Facing criticism back home over reported remarks that women in his country were 'willing to get raped' in order to go abroad, Pakistan President Pervez Musharraf has said he was only objecting to Pakistan 'being singled out' when violations of women's rights were being reported all across the world.
Reacting sharply to a query by an Indian woman journalist, who questioned Musharraf's record in defending women's rights and asked him to explain his remark in connection with the Mukhtar Mai case, the Pakistani leader cited rape incidents in India, quoting from two magazines and similar cases in the United States.
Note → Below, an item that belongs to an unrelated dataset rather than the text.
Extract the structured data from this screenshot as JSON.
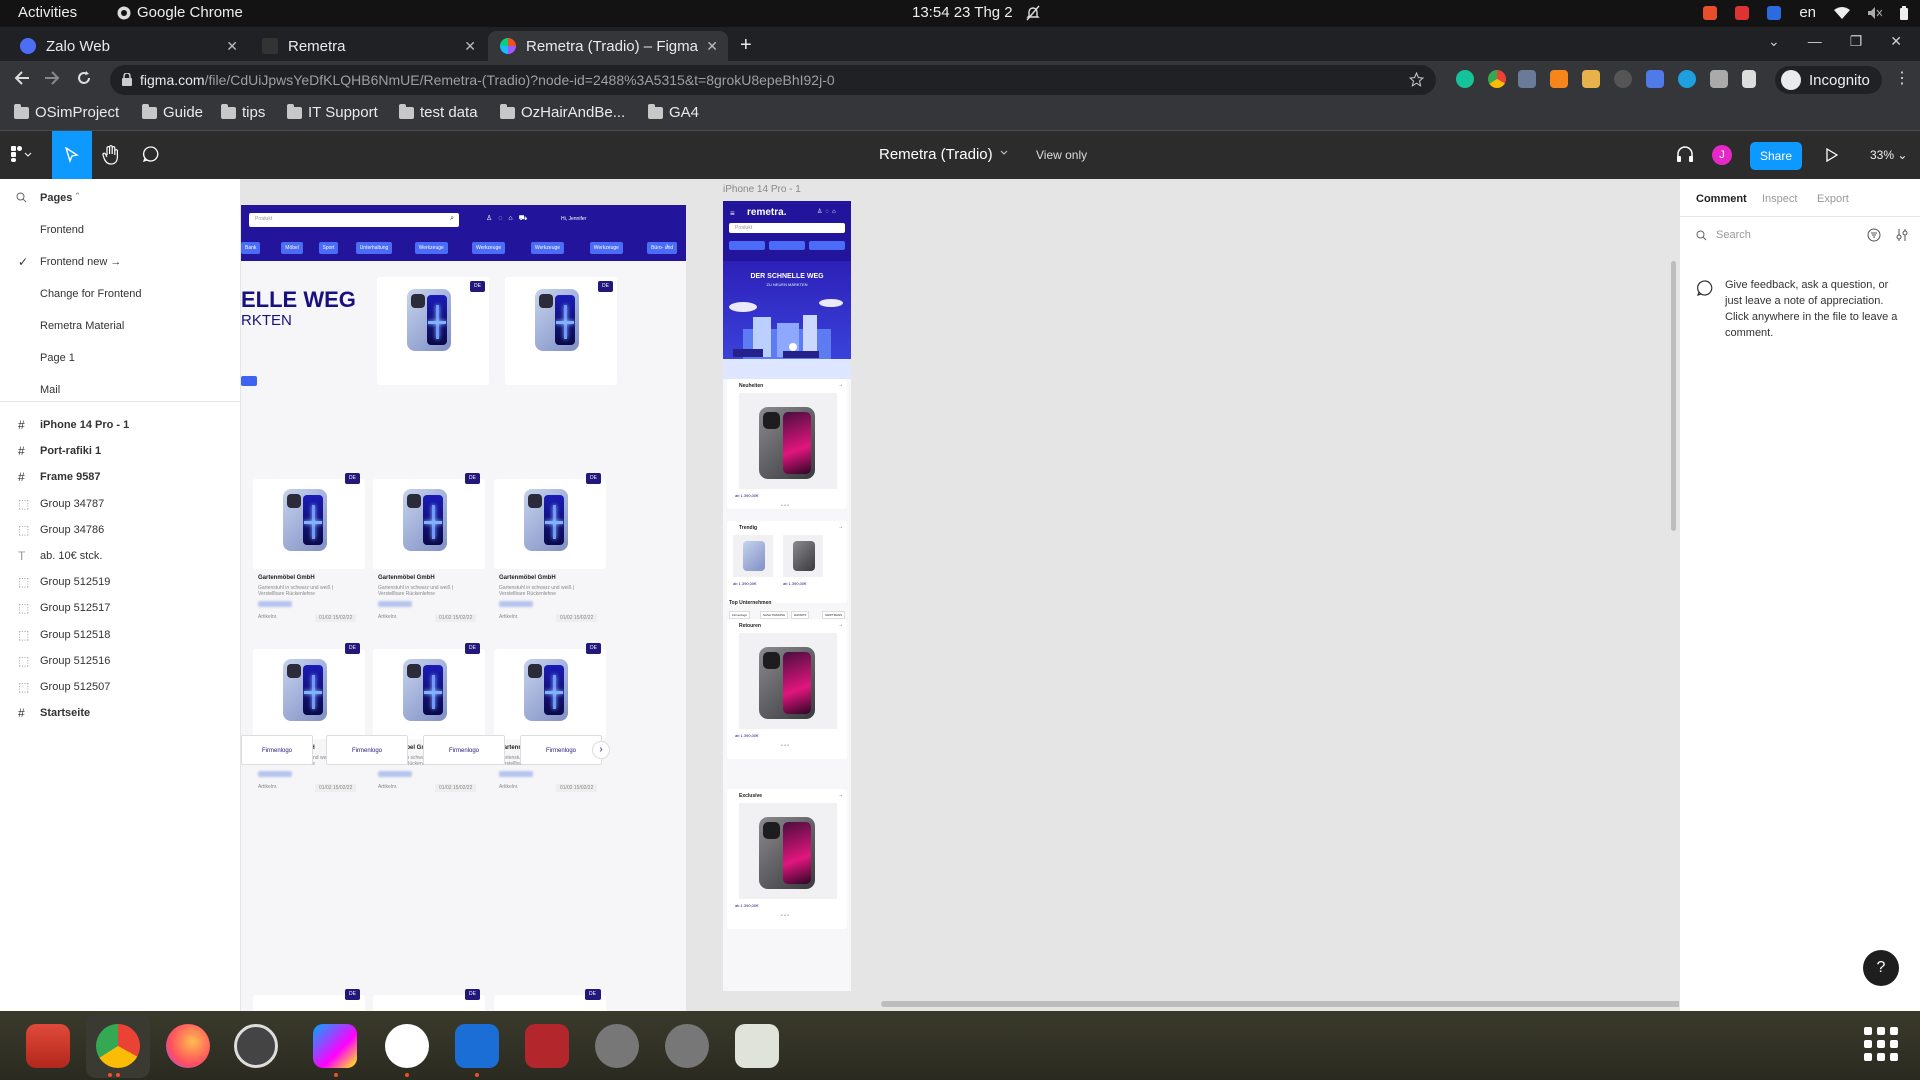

However, he said he was not trying to single out India, but only seeking to drive home the point that such incidents take place everywhere in the world. "What I object to is when Pakistan is singled out. There is a problem with women's rights and rape and violence against women all over the world," he said, adding "Every woman who is raped is not invited to New York."
Musharraf had made the controversial remark while replying to a query on the case of Mukhtar Mai, who was gangraped on the orders of a village council. Islamabad did not allow her to travel to New York on the invitation of a human rights body, apparently fearing adverse publicity for the country. But the ban on her travel was lifted following international outrage.
"It (rape) is happening everywhere. You must understand the environment in Pakistan. This has become a moneymaking concern. A lot of people say if you want to go abroad and get a visa for Canada or citizenship and be a millionaire, get yourself raped," he had said, in an interview during his current US visit.
Musharraf said he had actually repeated a remark he had heard and alleged that certain organisations were trying to draw 'political mileage' from his comments on the case. Claiming that conditions had improved during his regime, Musharraf said he personally ordered an inquiry whenever such a case was brought to his notice.